affidavit or declaration stating the reasons the party is
unable to present the evidence, and the court may continue or
deny the motion if the opposing party needs to discover
essential facts. The burden is on the party seeking
additional discovery pursuant to Rule 56(d) to demonstrate
that (1) the information sought would prevent summary
judgment, and (2) that the information sought exists.
Blough v. Holland Realty, Inc., 574 F.3d 1084 (9th
Cir.2009); Izaguirre v. Greenwood Motor Lines, Inc.,
2011 WL 5325658 at * 6 (D.Idaho 2011). Rule 56(d) requires
that a non-movant “show[ ] by affidavit or declaration
that, for specified reasons, it cannot present facts
essential to justify its opposition.” Id.,
Fed.R.Civ.P. 56(d). It is critical that the non-moving party
explain why he or she cannot oppose the motion via means of
an affidavit or declaration. Explanations that are merely
contained in a memorandum are not sufficient. Brae
Transp. Inc. v. Coopers & Lybrand, 790 F.2d 1439,
1443 (9th Cir.1986).
threshold matter it appears that Davis did eventually receive
a copy of Defendants' Answer. See Dkt. 19.
Accordingly, Plaintiff's Notices requesting service of
Defendants' Answer (Dkts. 16, 18) are deemed moot.
although Davis has not had an opportunity to respond to
Defendants' Motion for an Extension of Time, the Court
will not wait for a response for two reasons. First,
Defendant's response to Davis's Motion for Summary
Judgment is due August 16, 2018. Davis's response to
Defendants' Motion for Extension is not due until August
30, 2018. In other words, if the Court were to wait for
Davis's response-and subsequently deny Defendants'
Motion, their deadline will have long passed in the other
Motion. Second, and more importantly, Davis's Motion for
Summary Judgment is premature and nothing he could raise in
his response to Defendants' 56(d) Motion would change the
Court's decision outlined below.
Court does not accept early motions for summary judgment
except in limited circumstances, none of which are present
here. This case is in the beginning stages. Discovery has
only just begun. Although Davis asserts that there are no
facts in dispute, it is impossible for the Court to know if
this is accurate. Davis cannot simply say there are no
disputes, he must have evidence to support this proposition
so that the Court can accurately determine if there are any
factual disputes or not.
it appears that Davis's Motion is something of a response

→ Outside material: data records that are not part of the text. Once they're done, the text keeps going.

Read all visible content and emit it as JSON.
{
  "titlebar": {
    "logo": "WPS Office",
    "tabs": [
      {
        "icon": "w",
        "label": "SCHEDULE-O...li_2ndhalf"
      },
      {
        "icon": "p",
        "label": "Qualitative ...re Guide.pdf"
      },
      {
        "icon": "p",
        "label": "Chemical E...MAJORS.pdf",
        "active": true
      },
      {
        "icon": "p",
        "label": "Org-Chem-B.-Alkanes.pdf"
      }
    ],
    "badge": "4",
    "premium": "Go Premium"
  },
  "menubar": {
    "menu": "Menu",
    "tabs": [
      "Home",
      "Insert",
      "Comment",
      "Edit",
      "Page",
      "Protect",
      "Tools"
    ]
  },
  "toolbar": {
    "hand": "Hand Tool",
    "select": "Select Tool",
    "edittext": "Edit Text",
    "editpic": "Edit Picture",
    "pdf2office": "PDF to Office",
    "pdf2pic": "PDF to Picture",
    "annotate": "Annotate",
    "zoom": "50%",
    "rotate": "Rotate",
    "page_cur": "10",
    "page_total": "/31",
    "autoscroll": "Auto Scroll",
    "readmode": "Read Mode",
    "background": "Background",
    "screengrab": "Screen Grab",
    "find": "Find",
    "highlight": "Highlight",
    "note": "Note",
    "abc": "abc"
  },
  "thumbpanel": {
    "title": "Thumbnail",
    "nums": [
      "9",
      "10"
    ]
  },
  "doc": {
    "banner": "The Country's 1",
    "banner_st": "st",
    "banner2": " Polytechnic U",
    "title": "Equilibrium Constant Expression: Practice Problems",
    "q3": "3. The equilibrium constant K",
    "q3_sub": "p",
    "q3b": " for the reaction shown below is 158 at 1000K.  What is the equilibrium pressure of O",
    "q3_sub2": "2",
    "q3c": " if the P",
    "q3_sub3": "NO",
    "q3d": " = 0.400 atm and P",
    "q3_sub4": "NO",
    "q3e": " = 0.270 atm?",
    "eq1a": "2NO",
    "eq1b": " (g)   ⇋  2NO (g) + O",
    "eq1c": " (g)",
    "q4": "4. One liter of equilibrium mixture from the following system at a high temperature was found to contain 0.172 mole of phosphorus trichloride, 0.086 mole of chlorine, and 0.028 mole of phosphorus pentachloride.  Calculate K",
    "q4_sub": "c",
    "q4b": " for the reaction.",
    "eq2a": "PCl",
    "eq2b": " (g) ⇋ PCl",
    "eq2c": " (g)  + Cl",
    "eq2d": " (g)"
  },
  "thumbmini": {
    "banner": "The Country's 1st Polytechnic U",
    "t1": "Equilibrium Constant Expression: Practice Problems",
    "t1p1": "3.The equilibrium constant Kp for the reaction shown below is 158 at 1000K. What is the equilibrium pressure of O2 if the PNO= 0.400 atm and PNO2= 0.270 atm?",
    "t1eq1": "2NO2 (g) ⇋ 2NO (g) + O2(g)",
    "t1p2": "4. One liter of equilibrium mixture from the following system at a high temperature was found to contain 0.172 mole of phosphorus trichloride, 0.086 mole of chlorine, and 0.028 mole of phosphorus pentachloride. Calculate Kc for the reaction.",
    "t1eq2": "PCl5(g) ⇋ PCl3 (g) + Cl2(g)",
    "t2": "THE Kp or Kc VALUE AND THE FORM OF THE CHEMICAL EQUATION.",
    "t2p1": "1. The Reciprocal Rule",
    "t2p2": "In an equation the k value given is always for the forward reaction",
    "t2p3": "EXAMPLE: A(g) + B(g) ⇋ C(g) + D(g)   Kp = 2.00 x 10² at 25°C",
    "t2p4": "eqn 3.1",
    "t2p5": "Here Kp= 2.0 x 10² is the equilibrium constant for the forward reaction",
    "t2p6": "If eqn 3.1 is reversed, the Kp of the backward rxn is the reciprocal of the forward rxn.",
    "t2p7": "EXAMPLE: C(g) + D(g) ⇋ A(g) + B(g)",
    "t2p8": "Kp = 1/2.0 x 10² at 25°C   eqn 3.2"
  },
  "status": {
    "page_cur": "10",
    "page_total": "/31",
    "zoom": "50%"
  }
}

to Defendants' Answer. In other words, Davis slightly
misunderstands the purpose of summary judgment and believes
that because Defendants have not “factually”
addressed his allegations in their Answer there is no dispute
as to any material fact and summary judgment is appropriate
in his favor. This simply is not correct. The way
Defendants Answered Davis's Complaint is consistent with
the Rules. Defendants' failure to provide facts at this
time is not an indication, or admission, that there are no
disputed facts in this case, but rather that the parties must
engage in discovery to appropriately address all of
Rule 56(d) a party seeking an extension must (1) set forth in
affidavit form the specific facts they hope to elicit from
further discovery, (2) show that the facts sought exist, and
(3) show that the sought-after facts are essential to oppose
summary judgment. See Family Home & Fin. ...